[Web page and app entries]
------------------------------

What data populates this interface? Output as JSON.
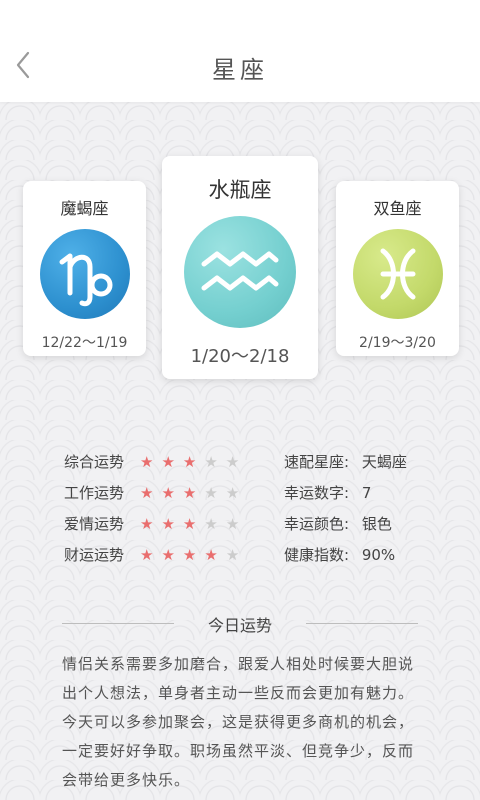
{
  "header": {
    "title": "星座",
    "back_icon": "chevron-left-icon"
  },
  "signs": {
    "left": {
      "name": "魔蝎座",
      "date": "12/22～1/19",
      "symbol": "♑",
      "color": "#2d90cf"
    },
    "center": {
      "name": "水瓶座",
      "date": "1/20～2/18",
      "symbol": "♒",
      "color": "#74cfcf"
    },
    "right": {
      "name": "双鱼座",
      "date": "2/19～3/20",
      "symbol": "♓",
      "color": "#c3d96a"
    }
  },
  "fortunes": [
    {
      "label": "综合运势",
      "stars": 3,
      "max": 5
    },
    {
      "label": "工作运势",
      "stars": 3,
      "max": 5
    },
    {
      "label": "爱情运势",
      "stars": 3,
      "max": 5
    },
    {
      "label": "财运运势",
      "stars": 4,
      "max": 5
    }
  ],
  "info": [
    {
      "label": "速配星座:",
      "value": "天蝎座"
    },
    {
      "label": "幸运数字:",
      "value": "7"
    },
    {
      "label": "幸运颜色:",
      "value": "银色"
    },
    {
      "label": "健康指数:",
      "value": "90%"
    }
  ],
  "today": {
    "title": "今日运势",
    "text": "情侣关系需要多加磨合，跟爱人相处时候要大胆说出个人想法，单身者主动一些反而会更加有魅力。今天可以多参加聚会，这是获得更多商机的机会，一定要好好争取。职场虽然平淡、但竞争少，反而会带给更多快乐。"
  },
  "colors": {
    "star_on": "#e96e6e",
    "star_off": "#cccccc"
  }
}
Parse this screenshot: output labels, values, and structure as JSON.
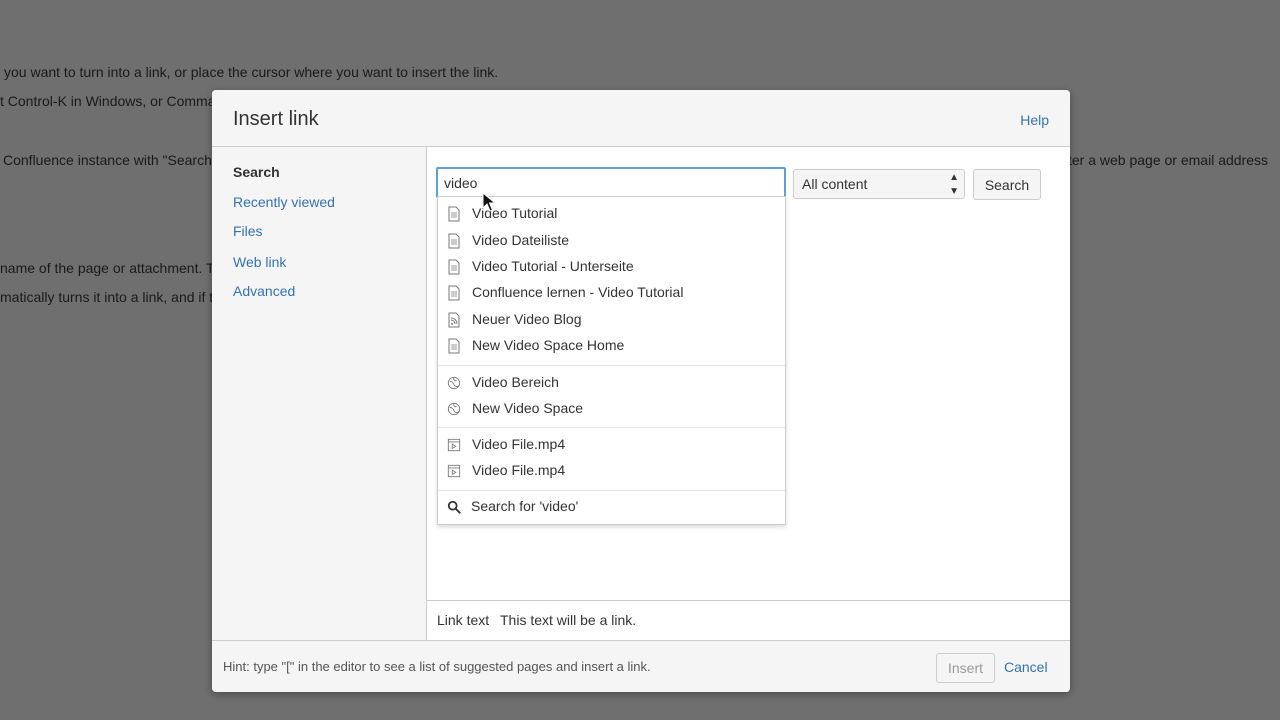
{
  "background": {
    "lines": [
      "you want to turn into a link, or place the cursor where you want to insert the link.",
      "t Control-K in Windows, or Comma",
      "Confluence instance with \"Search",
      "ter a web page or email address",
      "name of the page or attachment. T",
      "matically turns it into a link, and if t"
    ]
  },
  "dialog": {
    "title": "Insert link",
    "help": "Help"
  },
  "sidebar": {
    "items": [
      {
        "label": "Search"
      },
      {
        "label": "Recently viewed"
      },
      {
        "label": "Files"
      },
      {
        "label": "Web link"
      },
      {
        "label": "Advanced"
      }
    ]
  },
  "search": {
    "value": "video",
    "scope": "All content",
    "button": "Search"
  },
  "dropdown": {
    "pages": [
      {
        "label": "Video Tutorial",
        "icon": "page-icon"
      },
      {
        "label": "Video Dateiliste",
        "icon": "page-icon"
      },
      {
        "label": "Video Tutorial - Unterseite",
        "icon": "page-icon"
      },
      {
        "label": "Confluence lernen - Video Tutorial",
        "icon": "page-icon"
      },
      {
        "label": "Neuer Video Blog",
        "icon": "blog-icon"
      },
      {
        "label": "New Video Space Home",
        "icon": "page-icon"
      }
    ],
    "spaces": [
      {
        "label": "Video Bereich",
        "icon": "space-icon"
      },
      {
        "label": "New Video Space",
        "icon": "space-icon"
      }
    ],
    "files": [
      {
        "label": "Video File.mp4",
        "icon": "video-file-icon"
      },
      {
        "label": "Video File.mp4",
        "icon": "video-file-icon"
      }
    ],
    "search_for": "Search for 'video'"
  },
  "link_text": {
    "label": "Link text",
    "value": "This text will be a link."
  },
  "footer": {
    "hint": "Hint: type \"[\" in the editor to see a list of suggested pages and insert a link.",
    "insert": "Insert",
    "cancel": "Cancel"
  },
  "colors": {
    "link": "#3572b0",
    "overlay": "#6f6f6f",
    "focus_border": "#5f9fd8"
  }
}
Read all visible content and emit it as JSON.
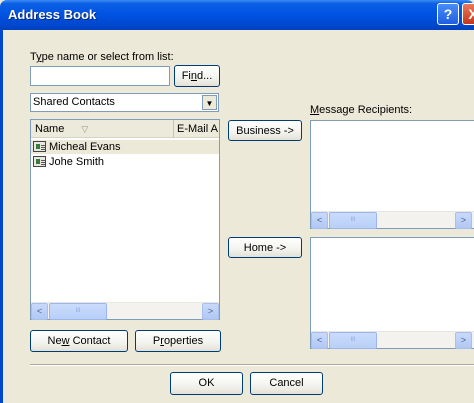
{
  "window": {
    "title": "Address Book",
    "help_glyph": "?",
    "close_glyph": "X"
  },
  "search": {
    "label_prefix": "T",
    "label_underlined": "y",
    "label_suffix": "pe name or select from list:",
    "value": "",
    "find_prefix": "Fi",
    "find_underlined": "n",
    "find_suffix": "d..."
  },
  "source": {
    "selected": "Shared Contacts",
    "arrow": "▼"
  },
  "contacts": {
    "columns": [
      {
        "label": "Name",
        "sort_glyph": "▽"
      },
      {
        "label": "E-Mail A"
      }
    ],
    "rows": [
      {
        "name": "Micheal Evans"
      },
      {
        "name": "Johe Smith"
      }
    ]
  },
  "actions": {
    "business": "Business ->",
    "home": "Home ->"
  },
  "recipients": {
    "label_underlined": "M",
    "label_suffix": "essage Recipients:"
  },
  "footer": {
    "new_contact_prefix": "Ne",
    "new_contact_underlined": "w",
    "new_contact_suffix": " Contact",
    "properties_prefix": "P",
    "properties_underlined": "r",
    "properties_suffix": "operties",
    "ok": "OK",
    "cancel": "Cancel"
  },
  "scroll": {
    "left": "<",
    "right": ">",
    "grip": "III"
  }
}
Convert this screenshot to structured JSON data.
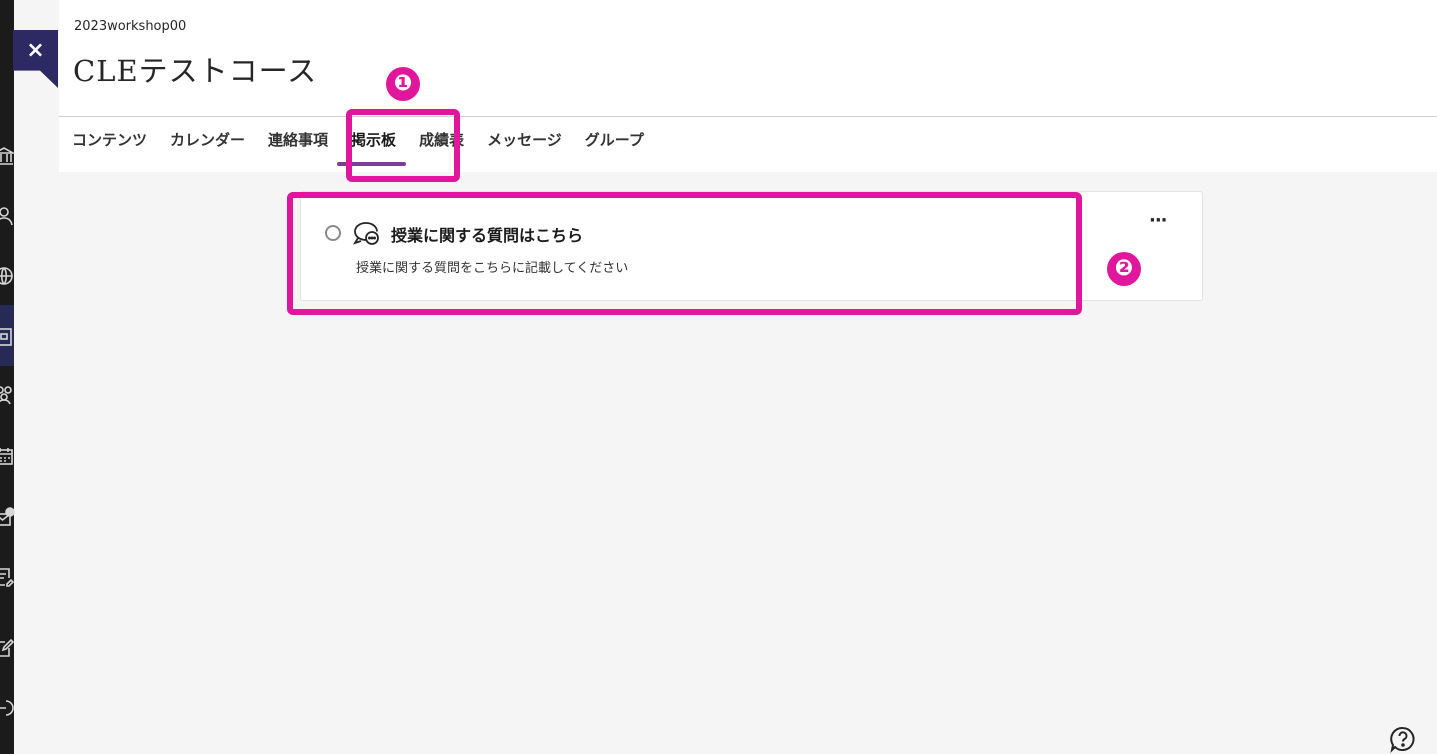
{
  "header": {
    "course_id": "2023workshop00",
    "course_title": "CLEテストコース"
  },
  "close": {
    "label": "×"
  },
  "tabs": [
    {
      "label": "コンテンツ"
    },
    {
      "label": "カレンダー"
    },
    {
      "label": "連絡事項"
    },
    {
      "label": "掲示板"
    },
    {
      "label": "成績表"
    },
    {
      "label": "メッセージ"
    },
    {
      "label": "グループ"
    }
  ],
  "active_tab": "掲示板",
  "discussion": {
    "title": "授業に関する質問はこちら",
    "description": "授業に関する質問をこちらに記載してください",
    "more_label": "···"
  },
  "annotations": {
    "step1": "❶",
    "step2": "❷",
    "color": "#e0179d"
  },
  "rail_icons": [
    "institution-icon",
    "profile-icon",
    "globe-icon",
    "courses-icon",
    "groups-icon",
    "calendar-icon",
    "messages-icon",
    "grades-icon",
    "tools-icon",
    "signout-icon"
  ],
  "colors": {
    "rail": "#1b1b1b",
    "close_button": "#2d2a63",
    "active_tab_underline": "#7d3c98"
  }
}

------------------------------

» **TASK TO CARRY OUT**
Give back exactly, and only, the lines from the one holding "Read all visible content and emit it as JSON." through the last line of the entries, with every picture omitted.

» **THE COMPLETED TASK**
Read all visible content and emit it as JSON.
{
  "window": {
    "title": "Address Book",
    "help_glyph": "?",
    "close_glyph": "X"
  },
  "search": {
    "label_prefix": "T",
    "label_underlined": "y",
    "label_suffix": "pe name or select from list:",
    "value": "",
    "find_prefix": "Fi",
    "find_underlined": "n",
    "find_suffix": "d..."
  },
  "source": {
    "selected": "Shared Contacts",
    "arrow": "▼"
  },
  "contacts": {
    "columns": [
      {
        "label": "Name",
        "sort_glyph": "▽"
      },
      {
        "label": "E-Mail A"
      }
    ],
    "rows": [
      {
        "name": "Micheal Evans"
      },
      {
        "name": "Johe Smith"
      }
    ]
  },
  "actions": {
    "business": "Business ->",
    "home": "Home ->"
  },
  "recipients": {
    "label_underlined": "M",
    "label_suffix": "essage Recipients:"
  },
  "footer": {
    "new_contact_prefix": "Ne",
    "new_contact_underlined": "w",
    "new_contact_suffix": " Contact",
    "properties_prefix": "P",
    "properties_underlined": "r",
    "properties_suffix": "operties",
    "ok": "OK",
    "cancel": "Cancel"
  },
  "scroll": {
    "left": "<",
    "right": ">",
    "grip": "III"
  }
}
Convert this screenshot to structured JSON data.
{
  "header": {
    "course_id": "2023workshop00",
    "course_title": "CLEテストコース"
  },
  "close": {
    "label": "×"
  },
  "tabs": [
    {
      "label": "コンテンツ"
    },
    {
      "label": "カレンダー"
    },
    {
      "label": "連絡事項"
    },
    {
      "label": "掲示板"
    },
    {
      "label": "成績表"
    },
    {
      "label": "メッセージ"
    },
    {
      "label": "グループ"
    }
  ],
  "active_tab": "掲示板",
  "discussion": {
    "title": "授業に関する質問はこちら",
    "description": "授業に関する質問をこちらに記載してください",
    "more_label": "···"
  },
  "annotations": {
    "step1": "❶",
    "step2": "❷",
    "color": "#e0179d"
  },
  "rail_icons": [
    "institution-icon",
    "profile-icon",
    "globe-icon",
    "courses-icon",
    "groups-icon",
    "calendar-icon",
    "messages-icon",
    "grades-icon",
    "tools-icon",
    "signout-icon"
  ],
  "colors": {
    "rail": "#1b1b1b",
    "close_button": "#2d2a63",
    "active_tab_underline": "#7d3c98"
  }
}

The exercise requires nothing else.